Bottom Line: The molecular mechanism underlying the pathogenesis of AD is not yet well defined, and there has been no effective treatment for AD.We found that VPA decreased Abeta production by inhibiting GSK-3beta-mediated gamma-secretase cleavage of APP both in vitro and in vivo.Our study suggests that VPA may be beneficial in the prevention and treatment of AD.

View Article: PubMed Central - PubMed

Affiliation: Department of Psychiatry, Townsend Family Laboratories, Brain Research Center, University of British Columbia, Vancouver, BC, Canada.

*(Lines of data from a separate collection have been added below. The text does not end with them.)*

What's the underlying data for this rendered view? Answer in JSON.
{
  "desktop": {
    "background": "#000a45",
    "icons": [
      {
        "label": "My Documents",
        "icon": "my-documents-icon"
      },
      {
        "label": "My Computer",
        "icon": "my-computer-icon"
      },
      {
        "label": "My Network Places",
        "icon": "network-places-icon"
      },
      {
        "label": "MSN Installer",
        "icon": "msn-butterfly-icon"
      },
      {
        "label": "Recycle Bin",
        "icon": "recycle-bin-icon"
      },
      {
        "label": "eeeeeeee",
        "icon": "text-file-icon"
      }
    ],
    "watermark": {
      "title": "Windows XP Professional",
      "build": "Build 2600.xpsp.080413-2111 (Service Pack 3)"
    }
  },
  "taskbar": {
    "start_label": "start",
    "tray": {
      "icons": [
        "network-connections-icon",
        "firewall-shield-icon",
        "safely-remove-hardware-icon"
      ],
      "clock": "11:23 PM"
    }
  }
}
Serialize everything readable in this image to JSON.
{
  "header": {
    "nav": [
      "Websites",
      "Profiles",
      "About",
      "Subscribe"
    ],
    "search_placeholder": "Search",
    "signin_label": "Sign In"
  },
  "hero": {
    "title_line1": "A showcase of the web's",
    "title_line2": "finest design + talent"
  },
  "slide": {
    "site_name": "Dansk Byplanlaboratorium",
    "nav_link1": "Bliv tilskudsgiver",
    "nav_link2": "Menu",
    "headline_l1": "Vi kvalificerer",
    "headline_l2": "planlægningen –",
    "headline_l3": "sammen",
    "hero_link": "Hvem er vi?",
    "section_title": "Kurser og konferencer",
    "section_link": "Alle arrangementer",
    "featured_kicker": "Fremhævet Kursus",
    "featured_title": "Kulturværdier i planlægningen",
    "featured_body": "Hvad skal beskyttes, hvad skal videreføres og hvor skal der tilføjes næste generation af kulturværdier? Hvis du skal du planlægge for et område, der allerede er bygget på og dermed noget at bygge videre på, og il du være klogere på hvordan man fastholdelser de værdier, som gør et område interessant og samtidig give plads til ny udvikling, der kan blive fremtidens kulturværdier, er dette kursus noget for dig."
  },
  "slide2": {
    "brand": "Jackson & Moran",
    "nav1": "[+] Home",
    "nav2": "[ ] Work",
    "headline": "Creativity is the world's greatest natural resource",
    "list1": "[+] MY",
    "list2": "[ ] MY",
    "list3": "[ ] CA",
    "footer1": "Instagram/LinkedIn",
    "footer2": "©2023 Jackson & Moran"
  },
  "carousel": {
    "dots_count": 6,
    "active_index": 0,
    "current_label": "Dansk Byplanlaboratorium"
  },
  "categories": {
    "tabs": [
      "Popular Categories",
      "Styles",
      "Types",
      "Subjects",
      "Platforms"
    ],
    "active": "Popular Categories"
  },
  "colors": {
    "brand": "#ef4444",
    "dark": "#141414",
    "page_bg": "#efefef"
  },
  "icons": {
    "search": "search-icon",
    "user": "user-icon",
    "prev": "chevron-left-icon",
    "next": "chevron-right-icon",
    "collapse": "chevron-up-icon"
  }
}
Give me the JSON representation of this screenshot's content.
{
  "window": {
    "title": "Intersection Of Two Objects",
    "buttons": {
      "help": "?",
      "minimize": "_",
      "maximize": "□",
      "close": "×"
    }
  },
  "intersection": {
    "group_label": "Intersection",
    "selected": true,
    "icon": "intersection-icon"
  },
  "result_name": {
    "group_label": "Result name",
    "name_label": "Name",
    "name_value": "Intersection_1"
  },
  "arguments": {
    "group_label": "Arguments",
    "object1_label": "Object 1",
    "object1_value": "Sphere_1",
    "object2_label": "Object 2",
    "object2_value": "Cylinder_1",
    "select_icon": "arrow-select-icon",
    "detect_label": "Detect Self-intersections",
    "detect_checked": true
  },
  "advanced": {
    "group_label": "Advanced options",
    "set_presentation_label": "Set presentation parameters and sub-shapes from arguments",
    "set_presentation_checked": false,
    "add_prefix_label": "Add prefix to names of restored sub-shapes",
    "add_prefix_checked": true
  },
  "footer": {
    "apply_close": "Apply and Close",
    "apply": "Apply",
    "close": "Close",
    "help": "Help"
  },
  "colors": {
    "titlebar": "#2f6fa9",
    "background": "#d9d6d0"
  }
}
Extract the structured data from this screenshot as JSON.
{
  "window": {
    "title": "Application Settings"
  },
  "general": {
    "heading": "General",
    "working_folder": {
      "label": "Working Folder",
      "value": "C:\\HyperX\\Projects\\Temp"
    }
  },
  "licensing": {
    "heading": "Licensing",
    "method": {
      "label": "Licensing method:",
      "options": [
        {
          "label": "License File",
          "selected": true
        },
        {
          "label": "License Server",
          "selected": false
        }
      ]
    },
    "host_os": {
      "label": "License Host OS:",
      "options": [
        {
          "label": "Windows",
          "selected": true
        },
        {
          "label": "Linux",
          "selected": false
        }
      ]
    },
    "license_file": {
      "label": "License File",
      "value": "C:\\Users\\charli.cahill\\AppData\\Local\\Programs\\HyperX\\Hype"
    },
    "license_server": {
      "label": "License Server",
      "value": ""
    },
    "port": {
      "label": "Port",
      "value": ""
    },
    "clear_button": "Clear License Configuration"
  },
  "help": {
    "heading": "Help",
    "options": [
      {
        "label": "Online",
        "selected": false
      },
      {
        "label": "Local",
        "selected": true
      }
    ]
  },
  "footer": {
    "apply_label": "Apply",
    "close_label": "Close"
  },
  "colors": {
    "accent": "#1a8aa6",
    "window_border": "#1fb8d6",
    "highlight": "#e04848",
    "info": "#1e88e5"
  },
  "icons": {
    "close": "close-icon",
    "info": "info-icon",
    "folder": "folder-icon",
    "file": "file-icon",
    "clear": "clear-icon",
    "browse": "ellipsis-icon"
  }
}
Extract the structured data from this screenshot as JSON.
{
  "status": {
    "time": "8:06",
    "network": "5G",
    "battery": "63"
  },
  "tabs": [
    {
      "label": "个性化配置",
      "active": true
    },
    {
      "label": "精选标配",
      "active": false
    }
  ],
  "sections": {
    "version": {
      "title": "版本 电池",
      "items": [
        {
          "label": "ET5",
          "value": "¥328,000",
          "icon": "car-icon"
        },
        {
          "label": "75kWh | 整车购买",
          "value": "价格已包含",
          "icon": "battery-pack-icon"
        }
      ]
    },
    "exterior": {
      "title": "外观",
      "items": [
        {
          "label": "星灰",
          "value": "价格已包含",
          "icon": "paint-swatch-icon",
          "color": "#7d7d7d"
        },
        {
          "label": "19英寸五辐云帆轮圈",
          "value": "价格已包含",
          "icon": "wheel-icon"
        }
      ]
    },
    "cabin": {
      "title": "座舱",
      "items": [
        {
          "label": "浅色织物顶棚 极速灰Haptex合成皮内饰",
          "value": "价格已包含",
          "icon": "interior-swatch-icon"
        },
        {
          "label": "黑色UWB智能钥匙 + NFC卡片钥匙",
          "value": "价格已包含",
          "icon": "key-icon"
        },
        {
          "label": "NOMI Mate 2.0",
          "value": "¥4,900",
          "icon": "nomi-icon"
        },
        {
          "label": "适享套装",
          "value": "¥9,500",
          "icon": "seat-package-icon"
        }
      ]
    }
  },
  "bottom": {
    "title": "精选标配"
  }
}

ABSTRACT
Neuritic plaques in the brains are one of the pathological hallmarks of Alzheimer's disease (AD). Amyloid beta-protein (Abeta), the central component of neuritic plaques, is derived from beta-amyloid precursor protein (APP) after beta- and gamma-secretase cleavage. The molecular mechanism underlying the pathogenesis of AD is not yet well defined, and there has been no effective treatment for AD. Valproic acid (VPA) is one of the most widely used anticonvulsant and mood-stabilizing agents for treating epilepsy and bipolar disorder. We found that VPA decreased Abeta production by inhibiting GSK-3beta-mediated gamma-secretase cleavage of APP both in vitro and in vivo. VPA treatment significantly reduced neuritic plaque formation and improved memory deficits in transgenic AD model mice. We also found that early application of VPA was important for alleviating memory deficits of AD model mice. Our study suggests that VPA may be beneficial in the prevention and treatment of AD.

Show MeSH
Related in: MedlinePlus